“I’ve been trying to keep myself busy and help others,” she said. “They’re going through a whole lot of a worse time than me. I’m trying to keep my neighbors in masks.”
Hill, her associates and her customers have been making masks for the United Way through a grant given to the Lesage Lions Club, of which she is a member.
“We made 1,500 on the first round,” Hill said. “I had to find the volunteers, and I did. We had a lot the first time around, 25 to 30 people.”
The process took about two-and-a-half to three weeks, she said, adding they were able to produce between 100 and 200 masks per day, depending on the amount of phone traffic.
Taking the occasional break was necessary, but she said the team “had a good system going.”
On average, it takes 38 minutes to make each mask, she said.
Now faced with the decision to reopen on her own terms, Hill said she is at a fork in the road as she debates reopening or retiring.
“Do I want to retire, sell out and say goodbye?” Hill said. “It’s a passion of mine, and I’ve got a wonderful clientele that I’ve built up with long-arm machines and classes. We were gung-ho when this happened, but I’m not ready to open.”
The experience has been traumatic, she said.
“I know financially I’ll survive, but emotionally, I’ll have to think about it,” Hill said. “I worked seven days a week up until two or three years ago. I’m a worker, and this emotionally hit me. … It’s an emotional blow that’s indescribable, but I know I’m not alone.”

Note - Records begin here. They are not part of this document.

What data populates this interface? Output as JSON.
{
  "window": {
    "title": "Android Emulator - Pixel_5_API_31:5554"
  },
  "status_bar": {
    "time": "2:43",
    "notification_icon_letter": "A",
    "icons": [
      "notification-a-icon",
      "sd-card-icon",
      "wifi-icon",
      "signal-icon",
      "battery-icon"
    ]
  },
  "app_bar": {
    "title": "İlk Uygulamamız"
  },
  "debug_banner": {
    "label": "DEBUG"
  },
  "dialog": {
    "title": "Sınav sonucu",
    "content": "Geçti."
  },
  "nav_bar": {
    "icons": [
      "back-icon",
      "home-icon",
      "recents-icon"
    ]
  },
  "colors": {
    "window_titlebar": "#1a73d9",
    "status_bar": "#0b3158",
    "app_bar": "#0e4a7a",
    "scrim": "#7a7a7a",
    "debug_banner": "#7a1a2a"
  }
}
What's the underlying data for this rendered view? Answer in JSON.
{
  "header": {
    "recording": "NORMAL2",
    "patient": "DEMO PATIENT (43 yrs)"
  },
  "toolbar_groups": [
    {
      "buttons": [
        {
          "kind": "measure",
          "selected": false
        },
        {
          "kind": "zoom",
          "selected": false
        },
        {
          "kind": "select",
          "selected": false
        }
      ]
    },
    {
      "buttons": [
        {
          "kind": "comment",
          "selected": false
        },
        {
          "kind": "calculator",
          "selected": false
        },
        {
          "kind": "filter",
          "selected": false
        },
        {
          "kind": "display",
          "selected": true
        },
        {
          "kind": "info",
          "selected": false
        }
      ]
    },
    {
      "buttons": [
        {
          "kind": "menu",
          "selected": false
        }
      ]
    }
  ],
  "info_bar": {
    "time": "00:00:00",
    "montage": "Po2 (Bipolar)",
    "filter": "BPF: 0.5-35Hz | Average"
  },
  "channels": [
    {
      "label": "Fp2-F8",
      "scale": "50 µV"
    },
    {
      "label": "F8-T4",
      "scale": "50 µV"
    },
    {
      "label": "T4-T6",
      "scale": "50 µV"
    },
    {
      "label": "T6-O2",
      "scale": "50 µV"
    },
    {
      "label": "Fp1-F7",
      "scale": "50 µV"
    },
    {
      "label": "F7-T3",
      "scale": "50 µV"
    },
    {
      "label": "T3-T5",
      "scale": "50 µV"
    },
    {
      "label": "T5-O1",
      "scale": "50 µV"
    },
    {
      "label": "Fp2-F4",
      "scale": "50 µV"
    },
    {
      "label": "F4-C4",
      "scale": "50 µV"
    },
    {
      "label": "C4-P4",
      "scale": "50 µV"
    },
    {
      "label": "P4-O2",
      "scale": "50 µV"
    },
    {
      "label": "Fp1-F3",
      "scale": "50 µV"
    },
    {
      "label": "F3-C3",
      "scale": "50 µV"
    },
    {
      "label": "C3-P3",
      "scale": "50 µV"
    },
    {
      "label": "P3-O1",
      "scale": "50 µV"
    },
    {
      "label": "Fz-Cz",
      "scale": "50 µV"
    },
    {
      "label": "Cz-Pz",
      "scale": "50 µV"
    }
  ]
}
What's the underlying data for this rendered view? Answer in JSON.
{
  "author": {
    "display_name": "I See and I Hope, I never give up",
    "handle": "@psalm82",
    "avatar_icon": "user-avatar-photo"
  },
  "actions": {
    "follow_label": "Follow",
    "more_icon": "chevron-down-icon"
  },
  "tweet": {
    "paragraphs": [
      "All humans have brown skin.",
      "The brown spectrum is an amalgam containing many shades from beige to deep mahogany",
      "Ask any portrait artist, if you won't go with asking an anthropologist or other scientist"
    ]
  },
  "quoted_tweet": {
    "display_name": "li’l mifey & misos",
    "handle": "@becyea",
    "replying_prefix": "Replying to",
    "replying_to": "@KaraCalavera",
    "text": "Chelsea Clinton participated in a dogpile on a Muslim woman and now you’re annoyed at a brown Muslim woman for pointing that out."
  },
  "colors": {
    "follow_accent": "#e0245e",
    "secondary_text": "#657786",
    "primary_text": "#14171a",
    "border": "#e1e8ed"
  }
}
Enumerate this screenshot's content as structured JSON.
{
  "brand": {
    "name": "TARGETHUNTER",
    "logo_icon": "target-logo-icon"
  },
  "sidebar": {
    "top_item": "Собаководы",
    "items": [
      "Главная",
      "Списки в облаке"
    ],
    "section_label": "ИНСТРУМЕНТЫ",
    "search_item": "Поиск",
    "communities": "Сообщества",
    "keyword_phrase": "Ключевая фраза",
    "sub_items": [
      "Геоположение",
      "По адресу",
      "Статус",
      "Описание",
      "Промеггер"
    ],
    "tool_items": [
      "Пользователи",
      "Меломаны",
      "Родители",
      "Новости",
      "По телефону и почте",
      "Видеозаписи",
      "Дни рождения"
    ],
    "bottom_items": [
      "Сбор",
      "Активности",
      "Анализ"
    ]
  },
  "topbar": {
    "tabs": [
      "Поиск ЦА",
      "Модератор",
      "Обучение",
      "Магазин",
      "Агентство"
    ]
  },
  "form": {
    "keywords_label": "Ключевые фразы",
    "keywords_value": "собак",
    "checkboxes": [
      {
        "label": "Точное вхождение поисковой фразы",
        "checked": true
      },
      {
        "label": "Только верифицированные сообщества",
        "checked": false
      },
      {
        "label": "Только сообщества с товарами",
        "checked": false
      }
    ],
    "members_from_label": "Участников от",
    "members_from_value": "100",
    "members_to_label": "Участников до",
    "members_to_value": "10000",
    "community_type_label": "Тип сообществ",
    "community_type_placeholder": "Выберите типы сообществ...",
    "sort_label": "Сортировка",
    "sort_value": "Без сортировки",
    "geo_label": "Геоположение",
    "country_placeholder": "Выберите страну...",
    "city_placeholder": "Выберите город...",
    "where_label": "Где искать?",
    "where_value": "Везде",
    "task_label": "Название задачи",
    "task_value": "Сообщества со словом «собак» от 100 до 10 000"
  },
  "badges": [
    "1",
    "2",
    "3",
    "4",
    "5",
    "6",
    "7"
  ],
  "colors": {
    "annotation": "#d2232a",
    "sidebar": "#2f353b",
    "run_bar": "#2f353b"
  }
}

While she decides what’s best for herself and WV Quilt, she continues serving her community by making an additional 1,500 masks for various organizations in the area, including Branches Domestic Violence Shelter, Harmony House and Prestera Center.
For now, Hill said she’s seeking volunteers to help with the remaining masks, and donations will be accepted in plastic bags for the organizations to pick up, or to be delivered. Prospective volunteers may contact the shop at 304-544-4383.